**Problem to work on**
What you return should be the complete listing, unchanged, with no pictures in it.

**Data for analysis**
·····

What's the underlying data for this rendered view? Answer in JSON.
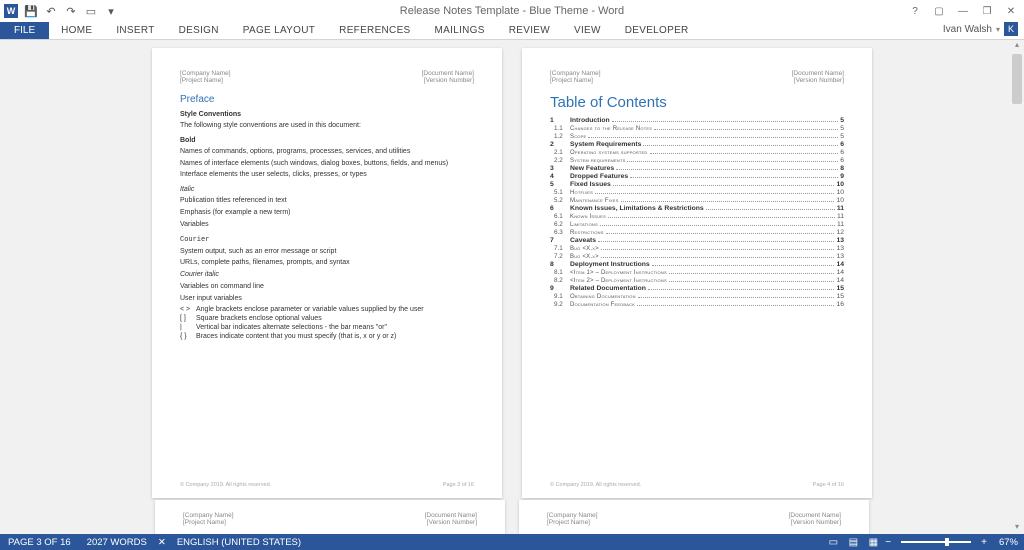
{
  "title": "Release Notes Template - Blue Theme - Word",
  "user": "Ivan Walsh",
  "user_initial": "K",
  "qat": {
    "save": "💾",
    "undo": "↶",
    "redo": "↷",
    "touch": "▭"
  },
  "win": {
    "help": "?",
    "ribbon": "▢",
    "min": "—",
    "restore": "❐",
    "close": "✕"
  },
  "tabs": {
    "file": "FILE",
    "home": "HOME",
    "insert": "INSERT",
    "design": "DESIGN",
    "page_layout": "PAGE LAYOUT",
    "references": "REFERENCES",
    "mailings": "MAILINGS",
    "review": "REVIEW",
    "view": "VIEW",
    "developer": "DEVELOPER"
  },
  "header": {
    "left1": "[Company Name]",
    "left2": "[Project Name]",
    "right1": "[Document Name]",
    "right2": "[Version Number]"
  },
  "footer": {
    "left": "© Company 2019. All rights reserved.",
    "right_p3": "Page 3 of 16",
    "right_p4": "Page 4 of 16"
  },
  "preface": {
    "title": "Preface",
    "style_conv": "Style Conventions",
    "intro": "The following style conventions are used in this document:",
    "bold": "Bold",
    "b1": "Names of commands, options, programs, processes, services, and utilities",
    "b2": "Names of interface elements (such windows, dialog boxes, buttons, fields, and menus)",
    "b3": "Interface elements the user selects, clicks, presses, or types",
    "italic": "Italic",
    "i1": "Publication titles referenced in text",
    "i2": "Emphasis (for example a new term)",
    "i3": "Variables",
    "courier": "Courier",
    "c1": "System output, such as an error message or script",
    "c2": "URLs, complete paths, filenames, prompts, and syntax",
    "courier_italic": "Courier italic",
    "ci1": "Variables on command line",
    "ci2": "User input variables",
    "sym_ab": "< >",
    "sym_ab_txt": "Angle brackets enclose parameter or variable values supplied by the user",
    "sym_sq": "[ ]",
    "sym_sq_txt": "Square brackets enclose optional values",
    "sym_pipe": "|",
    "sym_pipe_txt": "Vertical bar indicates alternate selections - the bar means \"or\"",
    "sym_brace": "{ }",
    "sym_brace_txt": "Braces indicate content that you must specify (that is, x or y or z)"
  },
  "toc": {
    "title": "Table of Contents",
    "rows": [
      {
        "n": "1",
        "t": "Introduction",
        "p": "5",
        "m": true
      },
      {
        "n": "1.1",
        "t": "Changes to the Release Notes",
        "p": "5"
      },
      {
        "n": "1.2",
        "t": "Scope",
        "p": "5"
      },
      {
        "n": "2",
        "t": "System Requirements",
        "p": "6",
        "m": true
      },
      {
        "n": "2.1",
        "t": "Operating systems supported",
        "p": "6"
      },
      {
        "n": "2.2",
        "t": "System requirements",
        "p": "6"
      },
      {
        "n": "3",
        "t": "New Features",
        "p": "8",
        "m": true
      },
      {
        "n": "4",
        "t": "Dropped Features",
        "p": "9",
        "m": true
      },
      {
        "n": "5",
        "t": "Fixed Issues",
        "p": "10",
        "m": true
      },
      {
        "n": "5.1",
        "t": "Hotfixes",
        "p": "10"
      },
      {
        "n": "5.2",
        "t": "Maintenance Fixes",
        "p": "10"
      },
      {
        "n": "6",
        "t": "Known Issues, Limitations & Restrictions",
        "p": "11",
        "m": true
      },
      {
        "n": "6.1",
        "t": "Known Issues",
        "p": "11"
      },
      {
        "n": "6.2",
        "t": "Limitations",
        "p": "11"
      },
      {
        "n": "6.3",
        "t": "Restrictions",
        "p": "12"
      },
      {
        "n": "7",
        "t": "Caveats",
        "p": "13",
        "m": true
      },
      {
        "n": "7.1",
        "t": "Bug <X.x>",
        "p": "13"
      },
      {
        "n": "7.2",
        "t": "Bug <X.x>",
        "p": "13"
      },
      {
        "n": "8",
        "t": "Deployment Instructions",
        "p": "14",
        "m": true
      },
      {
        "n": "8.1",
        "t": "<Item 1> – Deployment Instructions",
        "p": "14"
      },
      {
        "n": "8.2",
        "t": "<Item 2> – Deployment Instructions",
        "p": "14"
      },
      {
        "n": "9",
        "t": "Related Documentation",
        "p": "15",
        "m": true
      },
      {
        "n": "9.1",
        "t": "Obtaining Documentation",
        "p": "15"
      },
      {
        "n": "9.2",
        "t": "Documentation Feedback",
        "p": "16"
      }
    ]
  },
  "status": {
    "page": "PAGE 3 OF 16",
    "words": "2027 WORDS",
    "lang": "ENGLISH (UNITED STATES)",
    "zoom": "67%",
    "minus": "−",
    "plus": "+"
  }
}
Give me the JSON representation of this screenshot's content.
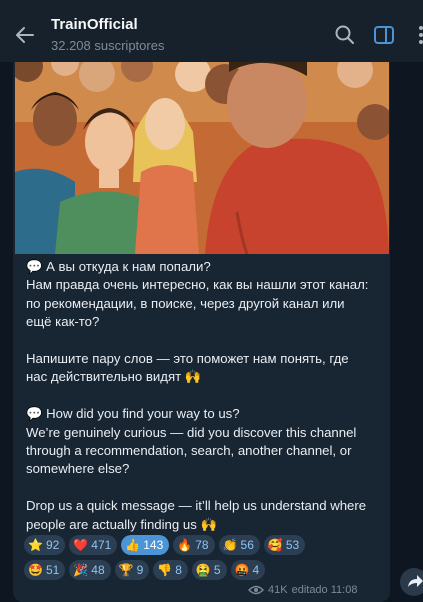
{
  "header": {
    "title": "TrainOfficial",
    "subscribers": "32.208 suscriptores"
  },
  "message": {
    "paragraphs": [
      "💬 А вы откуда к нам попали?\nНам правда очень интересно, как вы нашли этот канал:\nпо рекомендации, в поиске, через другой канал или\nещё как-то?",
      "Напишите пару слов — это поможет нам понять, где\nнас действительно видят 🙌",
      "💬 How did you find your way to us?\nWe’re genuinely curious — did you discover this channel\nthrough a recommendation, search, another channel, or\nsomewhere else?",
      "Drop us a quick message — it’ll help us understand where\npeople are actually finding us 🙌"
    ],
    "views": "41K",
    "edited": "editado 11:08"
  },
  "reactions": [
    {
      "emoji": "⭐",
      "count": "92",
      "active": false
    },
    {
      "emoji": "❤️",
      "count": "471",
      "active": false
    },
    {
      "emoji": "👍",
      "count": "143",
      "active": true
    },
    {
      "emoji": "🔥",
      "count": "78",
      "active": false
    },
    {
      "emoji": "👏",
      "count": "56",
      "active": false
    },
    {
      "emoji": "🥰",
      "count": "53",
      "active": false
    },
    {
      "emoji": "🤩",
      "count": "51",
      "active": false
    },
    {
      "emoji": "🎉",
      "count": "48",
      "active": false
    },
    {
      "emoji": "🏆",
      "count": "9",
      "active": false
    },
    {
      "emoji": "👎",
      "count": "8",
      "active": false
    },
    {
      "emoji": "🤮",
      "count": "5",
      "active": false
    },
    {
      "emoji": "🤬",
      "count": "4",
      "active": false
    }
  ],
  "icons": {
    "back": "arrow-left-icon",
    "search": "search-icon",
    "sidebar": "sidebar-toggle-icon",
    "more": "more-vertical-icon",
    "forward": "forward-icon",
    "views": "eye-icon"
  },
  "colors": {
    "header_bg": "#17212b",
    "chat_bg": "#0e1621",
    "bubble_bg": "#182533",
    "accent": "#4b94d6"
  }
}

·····

**Response**
What's the underlying data for this rendered view? Answer in JSON.
{
  "title": "Release Notes Template - Blue Theme - Word",
  "user": "Ivan Walsh",
  "user_initial": "K",
  "qat": {
    "save": "💾",
    "undo": "↶",
    "redo": "↷",
    "touch": "▭"
  },
  "win": {
    "help": "?",
    "ribbon": "▢",
    "min": "—",
    "restore": "❐",
    "close": "✕"
  },
  "tabs": {
    "file": "FILE",
    "home": "HOME",
    "insert": "INSERT",
    "design": "DESIGN",
    "page_layout": "PAGE LAYOUT",
    "references": "REFERENCES",
    "mailings": "MAILINGS",
    "review": "REVIEW",
    "view": "VIEW",
    "developer": "DEVELOPER"
  },
  "header": {
    "left1": "[Company Name]",
    "left2": "[Project Name]",
    "right1": "[Document Name]",
    "right2": "[Version Number]"
  },
  "footer": {
    "left": "© Company 2019. All rights reserved.",
    "right_p3": "Page 3 of 16",
    "right_p4": "Page 4 of 16"
  },
  "preface": {
    "title": "Preface",
    "style_conv": "Style Conventions",
    "intro": "The following style conventions are used in this document:",
    "bold": "Bold",
    "b1": "Names of commands, options, programs, processes, services, and utilities",
    "b2": "Names of interface elements (such windows, dialog boxes, buttons, fields, and menus)",
    "b3": "Interface elements the user selects, clicks, presses, or types",
    "italic": "Italic",
    "i1": "Publication titles referenced in text",
    "i2": "Emphasis (for example a new term)",
    "i3": "Variables",
    "courier": "Courier",
    "c1": "System output, such as an error message or script",
    "c2": "URLs, complete paths, filenames, prompts, and syntax",
    "courier_italic": "Courier italic",
    "ci1": "Variables on command line",
    "ci2": "User input variables",
    "sym_ab": "< >",
    "sym_ab_txt": "Angle brackets enclose parameter or variable values supplied by the user",
    "sym_sq": "[ ]",
    "sym_sq_txt": "Square brackets enclose optional values",
    "sym_pipe": "|",
    "sym_pipe_txt": "Vertical bar indicates alternate selections - the bar means \"or\"",
    "sym_brace": "{ }",
    "sym_brace_txt": "Braces indicate content that you must specify (that is, x or y or z)"
  },
  "toc": {
    "title": "Table of Contents",
    "rows": [
      {
        "n": "1",
        "t": "Introduction",
        "p": "5",
        "m": true
      },
      {
        "n": "1.1",
        "t": "Changes to the Release Notes",
        "p": "5"
      },
      {
        "n": "1.2",
        "t": "Scope",
        "p": "5"
      },
      {
        "n": "2",
        "t": "System Requirements",
        "p": "6",
        "m": true
      },
      {
        "n": "2.1",
        "t": "Operating systems supported",
        "p": "6"
      },
      {
        "n": "2.2",
        "t": "System requirements",
        "p": "6"
      },
      {
        "n": "3",
        "t": "New Features",
        "p": "8",
        "m": true
      },
      {
        "n": "4",
        "t": "Dropped Features",
        "p": "9",
        "m": true
      },
      {
        "n": "5",
        "t": "Fixed Issues",
        "p": "10",
        "m": true
      },
      {
        "n": "5.1",
        "t": "Hotfixes",
        "p": "10"
      },
      {
        "n": "5.2",
        "t": "Maintenance Fixes",
        "p": "10"
      },
      {
        "n": "6",
        "t": "Known Issues, Limitations & Restrictions",
        "p": "11",
        "m": true
      },
      {
        "n": "6.1",
        "t": "Known Issues",
        "p": "11"
      },
      {
        "n": "6.2",
        "t": "Limitations",
        "p": "11"
      },
      {
        "n": "6.3",
        "t": "Restrictions",
        "p": "12"
      },
      {
        "n": "7",
        "t": "Caveats",
        "p": "13",
        "m": true
      },
      {
        "n": "7.1",
        "t": "Bug <X.x>",
        "p": "13"
      },
      {
        "n": "7.2",
        "t": "Bug <X.x>",
        "p": "13"
      },
      {
        "n": "8",
        "t": "Deployment Instructions",
        "p": "14",
        "m": true
      },
      {
        "n": "8.1",
        "t": "<Item 1> – Deployment Instructions",
        "p": "14"
      },
      {
        "n": "8.2",
        "t": "<Item 2> – Deployment Instructions",
        "p": "14"
      },
      {
        "n": "9",
        "t": "Related Documentation",
        "p": "15",
        "m": true
      },
      {
        "n": "9.1",
        "t": "Obtaining Documentation",
        "p": "15"
      },
      {
        "n": "9.2",
        "t": "Documentation Feedback",
        "p": "16"
      }
    ]
  },
  "status": {
    "page": "PAGE 3 OF 16",
    "words": "2027 WORDS",
    "lang": "ENGLISH (UNITED STATES)",
    "zoom": "67%",
    "minus": "−",
    "plus": "+"
  }
}
Give me the JSON representation of this screenshot's content.
{
  "header": {
    "title": "TrainOfficial",
    "subscribers": "32.208 suscriptores"
  },
  "message": {
    "paragraphs": [
      "💬 А вы откуда к нам попали?\nНам правда очень интересно, как вы нашли этот канал:\nпо рекомендации, в поиске, через другой канал или\nещё как-то?",
      "Напишите пару слов — это поможет нам понять, где\nнас действительно видят 🙌",
      "💬 How did you find your way to us?\nWe’re genuinely curious — did you discover this channel\nthrough a recommendation, search, another channel, or\nsomewhere else?",
      "Drop us a quick message — it’ll help us understand where\npeople are actually finding us 🙌"
    ],
    "views": "41K",
    "edited": "editado 11:08"
  },
  "reactions": [
    {
      "emoji": "⭐",
      "count": "92",
      "active": false
    },
    {
      "emoji": "❤️",
      "count": "471",
      "active": false
    },
    {
      "emoji": "👍",
      "count": "143",
      "active": true
    },
    {
      "emoji": "🔥",
      "count": "78",
      "active": false
    },
    {
      "emoji": "👏",
      "count": "56",
      "active": false
    },
    {
      "emoji": "🥰",
      "count": "53",
      "active": false
    },
    {
      "emoji": "🤩",
      "count": "51",
      "active": false
    },
    {
      "emoji": "🎉",
      "count": "48",
      "active": false
    },
    {
      "emoji": "🏆",
      "count": "9",
      "active": false
    },
    {
      "emoji": "👎",
      "count": "8",
      "active": false
    },
    {
      "emoji": "🤮",
      "count": "5",
      "active": false
    },
    {
      "emoji": "🤬",
      "count": "4",
      "active": false
    }
  ],
  "icons": {
    "back": "arrow-left-icon",
    "search": "search-icon",
    "sidebar": "sidebar-toggle-icon",
    "more": "more-vertical-icon",
    "forward": "forward-icon",
    "views": "eye-icon"
  },
  "colors": {
    "header_bg": "#17212b",
    "chat_bg": "#0e1621",
    "bubble_bg": "#182533",
    "accent": "#4b94d6"
  }
}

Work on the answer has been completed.